Wednesday, November 24, 2010

Thick Singles

I spent last weekend at the inaugural Fall Fiber Retreat near Boyne Falls, Michigan. The retreat, nicely organized by Pip Jones and colleagues, was held at the Lake Louise Camp & Retreat Center . The lodge there is delightfully comfortable, with a good sized main room containing the requisite large fireplace. There is nothing nicer than a blazing fire on a raw and wet November evening!

On Saturday afternoon, I taught “Variations on Long Draw”. In this workshop, participants get to spin from various carded preparations, including mill carded rovings, hand carded rolags, and drum carded batts.
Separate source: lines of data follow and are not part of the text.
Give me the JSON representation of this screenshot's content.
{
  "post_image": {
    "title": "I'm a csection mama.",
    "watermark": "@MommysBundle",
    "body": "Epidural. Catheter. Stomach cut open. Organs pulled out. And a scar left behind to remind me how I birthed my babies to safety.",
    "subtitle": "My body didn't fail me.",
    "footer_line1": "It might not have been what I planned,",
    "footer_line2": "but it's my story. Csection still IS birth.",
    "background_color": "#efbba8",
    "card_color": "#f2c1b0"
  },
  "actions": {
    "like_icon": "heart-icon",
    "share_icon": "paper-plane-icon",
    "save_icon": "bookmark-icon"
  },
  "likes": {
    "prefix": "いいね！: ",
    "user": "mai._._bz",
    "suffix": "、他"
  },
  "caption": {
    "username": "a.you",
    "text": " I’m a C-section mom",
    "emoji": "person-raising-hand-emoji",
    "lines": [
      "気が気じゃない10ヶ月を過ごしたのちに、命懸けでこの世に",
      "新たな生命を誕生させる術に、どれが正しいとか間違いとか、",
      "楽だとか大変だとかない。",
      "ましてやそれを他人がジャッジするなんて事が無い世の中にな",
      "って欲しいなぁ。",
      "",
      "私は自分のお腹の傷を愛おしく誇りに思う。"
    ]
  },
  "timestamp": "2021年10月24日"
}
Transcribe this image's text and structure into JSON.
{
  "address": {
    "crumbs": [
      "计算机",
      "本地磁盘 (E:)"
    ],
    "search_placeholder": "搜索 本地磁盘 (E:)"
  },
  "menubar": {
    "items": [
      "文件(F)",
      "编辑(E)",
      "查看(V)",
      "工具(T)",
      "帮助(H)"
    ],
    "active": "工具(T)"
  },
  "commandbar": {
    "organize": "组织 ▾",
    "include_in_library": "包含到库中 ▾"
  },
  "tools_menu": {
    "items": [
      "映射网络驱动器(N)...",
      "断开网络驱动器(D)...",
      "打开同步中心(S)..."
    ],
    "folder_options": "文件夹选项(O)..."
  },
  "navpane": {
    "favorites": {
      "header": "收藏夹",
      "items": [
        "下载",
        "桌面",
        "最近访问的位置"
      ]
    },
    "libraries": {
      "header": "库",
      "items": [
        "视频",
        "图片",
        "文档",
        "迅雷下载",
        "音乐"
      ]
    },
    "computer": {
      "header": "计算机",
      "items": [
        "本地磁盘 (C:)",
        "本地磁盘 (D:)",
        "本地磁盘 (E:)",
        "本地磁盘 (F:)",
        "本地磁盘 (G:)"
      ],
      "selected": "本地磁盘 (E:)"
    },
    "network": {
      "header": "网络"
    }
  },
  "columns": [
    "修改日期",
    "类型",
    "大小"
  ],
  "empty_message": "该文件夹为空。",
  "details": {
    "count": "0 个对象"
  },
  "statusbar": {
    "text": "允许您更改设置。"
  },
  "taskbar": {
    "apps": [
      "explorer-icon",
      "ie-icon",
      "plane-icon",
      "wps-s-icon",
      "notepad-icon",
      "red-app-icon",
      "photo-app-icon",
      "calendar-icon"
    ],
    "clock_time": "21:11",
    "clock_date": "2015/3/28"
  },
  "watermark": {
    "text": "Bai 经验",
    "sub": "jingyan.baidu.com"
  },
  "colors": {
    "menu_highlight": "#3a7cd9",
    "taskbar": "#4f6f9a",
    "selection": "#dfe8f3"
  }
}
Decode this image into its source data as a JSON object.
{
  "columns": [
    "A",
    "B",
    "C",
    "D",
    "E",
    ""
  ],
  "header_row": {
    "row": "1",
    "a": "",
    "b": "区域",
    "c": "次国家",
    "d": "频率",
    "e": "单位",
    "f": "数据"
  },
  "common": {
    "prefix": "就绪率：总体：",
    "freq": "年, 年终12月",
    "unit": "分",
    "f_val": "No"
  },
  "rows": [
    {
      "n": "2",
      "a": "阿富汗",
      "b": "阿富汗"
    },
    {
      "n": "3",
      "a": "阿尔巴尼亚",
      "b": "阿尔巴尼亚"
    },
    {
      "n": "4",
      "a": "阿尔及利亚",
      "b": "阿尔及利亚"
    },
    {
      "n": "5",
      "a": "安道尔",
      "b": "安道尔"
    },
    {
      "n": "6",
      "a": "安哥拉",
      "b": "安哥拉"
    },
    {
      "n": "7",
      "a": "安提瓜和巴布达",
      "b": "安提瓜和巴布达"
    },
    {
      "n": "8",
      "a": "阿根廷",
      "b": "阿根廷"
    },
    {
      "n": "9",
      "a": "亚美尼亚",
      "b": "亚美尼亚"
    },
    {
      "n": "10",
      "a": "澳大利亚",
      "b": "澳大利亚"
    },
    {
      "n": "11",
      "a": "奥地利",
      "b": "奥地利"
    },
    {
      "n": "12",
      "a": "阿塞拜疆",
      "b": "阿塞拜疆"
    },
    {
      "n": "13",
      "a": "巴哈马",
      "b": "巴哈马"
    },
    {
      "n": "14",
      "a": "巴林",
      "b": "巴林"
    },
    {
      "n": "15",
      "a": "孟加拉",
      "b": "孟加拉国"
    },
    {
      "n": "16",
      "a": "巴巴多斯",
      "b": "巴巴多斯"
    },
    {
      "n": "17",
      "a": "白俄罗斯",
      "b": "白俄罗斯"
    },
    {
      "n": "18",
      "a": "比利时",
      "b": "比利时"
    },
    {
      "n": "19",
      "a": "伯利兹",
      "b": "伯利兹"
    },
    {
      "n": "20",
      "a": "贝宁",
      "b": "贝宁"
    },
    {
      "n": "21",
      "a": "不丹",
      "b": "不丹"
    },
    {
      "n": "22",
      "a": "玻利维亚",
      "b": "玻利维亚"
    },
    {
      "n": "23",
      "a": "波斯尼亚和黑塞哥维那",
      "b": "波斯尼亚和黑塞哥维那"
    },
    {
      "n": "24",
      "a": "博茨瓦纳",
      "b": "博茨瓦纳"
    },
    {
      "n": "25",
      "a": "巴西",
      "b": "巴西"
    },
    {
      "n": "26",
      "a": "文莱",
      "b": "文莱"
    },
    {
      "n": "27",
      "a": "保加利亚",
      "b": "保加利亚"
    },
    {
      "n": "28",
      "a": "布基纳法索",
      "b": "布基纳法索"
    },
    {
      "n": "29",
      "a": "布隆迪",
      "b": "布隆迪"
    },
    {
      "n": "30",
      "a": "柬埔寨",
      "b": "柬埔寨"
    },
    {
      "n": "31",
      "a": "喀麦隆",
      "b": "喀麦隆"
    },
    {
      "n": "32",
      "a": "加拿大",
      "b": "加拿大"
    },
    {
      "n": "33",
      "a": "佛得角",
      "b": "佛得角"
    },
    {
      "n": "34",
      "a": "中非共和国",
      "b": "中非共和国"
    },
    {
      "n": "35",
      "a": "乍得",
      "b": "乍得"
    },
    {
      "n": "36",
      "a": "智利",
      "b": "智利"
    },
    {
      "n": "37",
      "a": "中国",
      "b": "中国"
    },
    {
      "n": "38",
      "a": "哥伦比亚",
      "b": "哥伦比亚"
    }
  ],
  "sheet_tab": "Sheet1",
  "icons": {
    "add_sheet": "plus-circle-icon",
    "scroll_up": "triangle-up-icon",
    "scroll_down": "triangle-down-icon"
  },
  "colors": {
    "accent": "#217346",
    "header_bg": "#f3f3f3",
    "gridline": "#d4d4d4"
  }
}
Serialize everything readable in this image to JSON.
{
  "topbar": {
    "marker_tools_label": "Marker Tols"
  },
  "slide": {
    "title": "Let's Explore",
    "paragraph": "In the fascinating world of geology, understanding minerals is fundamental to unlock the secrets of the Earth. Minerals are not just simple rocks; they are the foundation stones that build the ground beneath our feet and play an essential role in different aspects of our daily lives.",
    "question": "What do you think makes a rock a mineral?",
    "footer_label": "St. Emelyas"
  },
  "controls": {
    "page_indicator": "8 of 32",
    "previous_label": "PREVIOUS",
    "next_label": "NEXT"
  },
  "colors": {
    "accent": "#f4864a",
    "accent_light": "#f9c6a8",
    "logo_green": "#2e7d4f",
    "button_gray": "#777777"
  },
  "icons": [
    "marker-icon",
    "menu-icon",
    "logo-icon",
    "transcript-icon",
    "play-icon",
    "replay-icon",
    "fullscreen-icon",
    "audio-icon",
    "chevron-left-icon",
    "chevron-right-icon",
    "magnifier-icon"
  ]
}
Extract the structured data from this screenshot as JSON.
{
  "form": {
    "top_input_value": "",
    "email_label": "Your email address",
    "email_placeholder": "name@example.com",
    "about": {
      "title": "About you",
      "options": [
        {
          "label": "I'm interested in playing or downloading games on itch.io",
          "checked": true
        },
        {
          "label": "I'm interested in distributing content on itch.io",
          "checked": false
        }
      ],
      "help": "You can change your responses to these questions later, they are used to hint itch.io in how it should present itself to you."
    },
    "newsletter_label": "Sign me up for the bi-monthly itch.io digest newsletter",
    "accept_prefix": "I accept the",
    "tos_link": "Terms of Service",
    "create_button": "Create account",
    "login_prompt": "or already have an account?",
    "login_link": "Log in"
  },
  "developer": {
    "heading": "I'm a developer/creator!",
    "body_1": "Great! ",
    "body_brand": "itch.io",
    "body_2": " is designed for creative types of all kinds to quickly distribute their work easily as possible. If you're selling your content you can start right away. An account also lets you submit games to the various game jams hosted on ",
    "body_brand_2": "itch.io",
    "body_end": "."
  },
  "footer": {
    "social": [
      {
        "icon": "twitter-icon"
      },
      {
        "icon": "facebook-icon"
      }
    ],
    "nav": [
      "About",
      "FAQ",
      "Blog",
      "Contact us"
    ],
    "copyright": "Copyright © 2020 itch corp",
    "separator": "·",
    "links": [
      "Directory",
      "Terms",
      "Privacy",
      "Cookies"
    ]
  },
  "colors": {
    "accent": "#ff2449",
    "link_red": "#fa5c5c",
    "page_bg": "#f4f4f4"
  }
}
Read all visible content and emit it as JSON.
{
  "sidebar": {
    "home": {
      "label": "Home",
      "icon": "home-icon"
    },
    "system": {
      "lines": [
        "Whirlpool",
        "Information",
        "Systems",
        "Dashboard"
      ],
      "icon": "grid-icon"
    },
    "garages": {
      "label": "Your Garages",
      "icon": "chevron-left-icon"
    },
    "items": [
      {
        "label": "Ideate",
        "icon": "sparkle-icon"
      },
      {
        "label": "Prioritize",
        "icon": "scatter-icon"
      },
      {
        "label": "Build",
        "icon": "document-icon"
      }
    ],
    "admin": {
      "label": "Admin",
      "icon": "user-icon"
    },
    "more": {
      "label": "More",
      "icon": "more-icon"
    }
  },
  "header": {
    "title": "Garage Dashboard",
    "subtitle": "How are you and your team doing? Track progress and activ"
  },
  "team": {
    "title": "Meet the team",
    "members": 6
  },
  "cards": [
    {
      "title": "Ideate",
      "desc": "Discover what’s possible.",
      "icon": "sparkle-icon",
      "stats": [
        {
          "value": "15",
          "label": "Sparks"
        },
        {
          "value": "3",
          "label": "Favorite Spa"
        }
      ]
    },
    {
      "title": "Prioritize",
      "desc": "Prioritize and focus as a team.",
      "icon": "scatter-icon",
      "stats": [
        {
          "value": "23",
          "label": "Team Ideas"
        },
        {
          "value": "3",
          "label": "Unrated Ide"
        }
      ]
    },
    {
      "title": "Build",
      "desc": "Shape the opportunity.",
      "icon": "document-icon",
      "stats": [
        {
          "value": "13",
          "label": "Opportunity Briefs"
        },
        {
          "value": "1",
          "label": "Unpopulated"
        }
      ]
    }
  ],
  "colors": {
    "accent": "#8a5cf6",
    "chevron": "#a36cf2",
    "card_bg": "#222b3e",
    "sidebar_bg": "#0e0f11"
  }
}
We play with different styles of long draw and different thicknesses of the spun yarns. I especially like covering techniques for spinning thick, soft, Lopi-style singles: yarns that have just enough twist not to fall apart, but not so much twist that they bias when knitted.

I personally love spinning these yarns. They provide nearly instant gratification. You can fill a bobbin in no time, and with no plying to do, you’ve got a usable yarn right away! (Well, I do wash them first.)

I’ve had the chance to teach this “variations” workshop at several venues this year: Midwest Masters 2010
in Wisconsin (see my blog entry on Emily’s Rolags ), the NYS Sheep & Wool Festival at Rhinebeck, The Gathering 2010 in Vermont, and last weekend at the Fall Fiber Retreat.

It’s always nice to hear from students who come away with a new appreciation for spinning thick yarns. I recently got an email from one such student, Marjorie Marker, who took the workshop at Rhinebeck. Here’s her email:

“Hi Amy, I just wanted to thank you for the great long draw class. It really helped me to make stable singles. I was sitting right across from you next to the lady with the lendrum with the duct-tape. Here’s some pictures of my first attempt using some coopworth from Maple Ridge Stock Farm. Hope to see you next year.”

Here’s a picture that Marjorie sent me of her spinning success:

By the way, she got the coopworth wool from Maple Row Stock Farm, a wonderful Michigan business run by Deb and Bob Cline (517-741-7434). They do have delightful rovings. I have 2 balls of romney roving sitting on my desk right now.

And here’s a picture of the Lendrum spinning wheel that Marjorie mentioned. Would you believe that both rubber links between treadles and footmen broke during the workshop?! Duct tape to the rescue!

1 comment:

  1. What great yarn! I hope to someday be able to make some so beautiful!
    I love the duck tape. It is amazing the things that can be 'fixed' with it.